■ Task requirements
Reproduce the entries in full, with no changes.

--- Data records ---

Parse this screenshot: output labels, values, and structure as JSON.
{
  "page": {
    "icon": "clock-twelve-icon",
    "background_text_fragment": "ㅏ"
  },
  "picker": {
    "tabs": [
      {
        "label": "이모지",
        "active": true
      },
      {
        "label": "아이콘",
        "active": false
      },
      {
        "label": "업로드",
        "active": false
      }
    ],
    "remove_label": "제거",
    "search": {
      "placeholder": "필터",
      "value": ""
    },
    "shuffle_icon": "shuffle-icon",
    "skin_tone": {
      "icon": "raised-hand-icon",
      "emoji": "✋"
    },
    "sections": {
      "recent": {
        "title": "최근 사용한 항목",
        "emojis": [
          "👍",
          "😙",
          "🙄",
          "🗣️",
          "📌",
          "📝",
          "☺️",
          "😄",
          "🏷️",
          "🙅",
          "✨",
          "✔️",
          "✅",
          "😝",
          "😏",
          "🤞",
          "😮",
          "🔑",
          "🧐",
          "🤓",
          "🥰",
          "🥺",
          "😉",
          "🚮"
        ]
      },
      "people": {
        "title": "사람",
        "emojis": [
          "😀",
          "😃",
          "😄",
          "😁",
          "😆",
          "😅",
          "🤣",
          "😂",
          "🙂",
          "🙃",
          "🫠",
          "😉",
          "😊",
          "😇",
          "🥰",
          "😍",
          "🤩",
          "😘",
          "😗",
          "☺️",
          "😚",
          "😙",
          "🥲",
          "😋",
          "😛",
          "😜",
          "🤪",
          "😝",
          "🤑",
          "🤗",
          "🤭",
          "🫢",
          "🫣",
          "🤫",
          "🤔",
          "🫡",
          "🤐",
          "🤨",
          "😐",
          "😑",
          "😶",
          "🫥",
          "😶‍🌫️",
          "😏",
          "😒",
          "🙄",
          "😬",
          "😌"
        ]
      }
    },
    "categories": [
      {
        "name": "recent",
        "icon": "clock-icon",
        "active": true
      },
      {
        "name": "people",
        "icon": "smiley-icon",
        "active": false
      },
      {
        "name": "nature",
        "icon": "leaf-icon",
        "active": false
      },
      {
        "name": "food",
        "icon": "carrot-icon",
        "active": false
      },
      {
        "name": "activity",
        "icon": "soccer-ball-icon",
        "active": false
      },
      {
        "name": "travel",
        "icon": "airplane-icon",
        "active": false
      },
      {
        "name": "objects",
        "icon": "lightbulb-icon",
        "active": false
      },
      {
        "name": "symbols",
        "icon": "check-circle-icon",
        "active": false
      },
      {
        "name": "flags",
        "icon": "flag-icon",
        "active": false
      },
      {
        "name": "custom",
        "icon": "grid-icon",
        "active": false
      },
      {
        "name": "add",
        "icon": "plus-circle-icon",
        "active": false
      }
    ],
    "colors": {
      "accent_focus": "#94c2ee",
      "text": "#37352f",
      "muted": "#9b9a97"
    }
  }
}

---

■ Solution to this task
Parse this screenshot: output labels, values, and structure as JSON.
{
  "page": {
    "icon": "clock-twelve-icon",
    "background_text_fragment": "ㅏ"
  },
  "picker": {
    "tabs": [
      {
        "label": "이모지",
        "active": true
      },
      {
        "label": "아이콘",
        "active": false
      },
      {
        "label": "업로드",
        "active": false
      }
    ],
    "remove_label": "제거",
    "search": {
      "placeholder": "필터",
      "value": ""
    },
    "shuffle_icon": "shuffle-icon",
    "skin_tone": {
      "icon": "raised-hand-icon",
      "emoji": "✋"
    },
    "sections": {
      "recent": {
        "title": "최근 사용한 항목",
        "emojis": [
          "👍",
          "😙",
          "🙄",
          "🗣️",
          "📌",
          "📝",
          "☺️",
          "😄",
          "🏷️",
          "🙅",
          "✨",
          "✔️",
          "✅",
          "😝",
          "😏",
          "🤞",
          "😮",
          "🔑",
          "🧐",
          "🤓",
          "🥰",
          "🥺",
          "😉",
          "🚮"
        ]
      },
      "people": {
        "title": "사람",
        "emojis": [
          "😀",
          "😃",
          "😄",
          "😁",
          "😆",
          "😅",
          "🤣",
          "😂",
          "🙂",
          "🙃",
          "🫠",
          "😉",
          "😊",
          "😇",
          "🥰",
          "😍",
          "🤩",
          "😘",
          "😗",
          "☺️",
          "😚",
          "😙",
          "🥲",
          "😋",
          "😛",
          "😜",
          "🤪",
          "😝",
          "🤑",
          "🤗",
          "🤭",
          "🫢",
          "🫣",
          "🤫",
          "🤔",
          "🫡",
          "🤐",
          "🤨",
          "😐",
          "😑",
          "😶",
          "🫥",
          "😶‍🌫️",
          "😏",
          "😒",
          "🙄",
          "😬",
          "😌"
        ]
      }
    },
    "categories": [
      {
        "name": "recent",
        "icon": "clock-icon",
        "active": true
      },
      {
        "name": "people",
        "icon": "smiley-icon",
        "active": false
      },
      {
        "name": "nature",
        "icon": "leaf-icon",
        "active": false
      },
      {
        "name": "food",
        "icon": "carrot-icon",
        "active": false
      },
      {
        "name": "activity",
        "icon": "soccer-ball-icon",
        "active": false
      },
      {
        "name": "travel",
        "icon": "airplane-icon",
        "active": false
      },
      {
        "name": "objects",
        "icon": "lightbulb-icon",
        "active": false
      },
      {
        "name": "symbols",
        "icon": "check-circle-icon",
        "active": false
      },
      {
        "name": "flags",
        "icon": "flag-icon",
        "active": false
      },
      {
        "name": "custom",
        "icon": "grid-icon",
        "active": false
      },
      {
        "name": "add",
        "icon": "plus-circle-icon",
        "active": false
      }
    ],
    "colors": {
      "accent_focus": "#94c2ee",
      "text": "#37352f",
      "muted": "#9b9a97"
    }
  }
}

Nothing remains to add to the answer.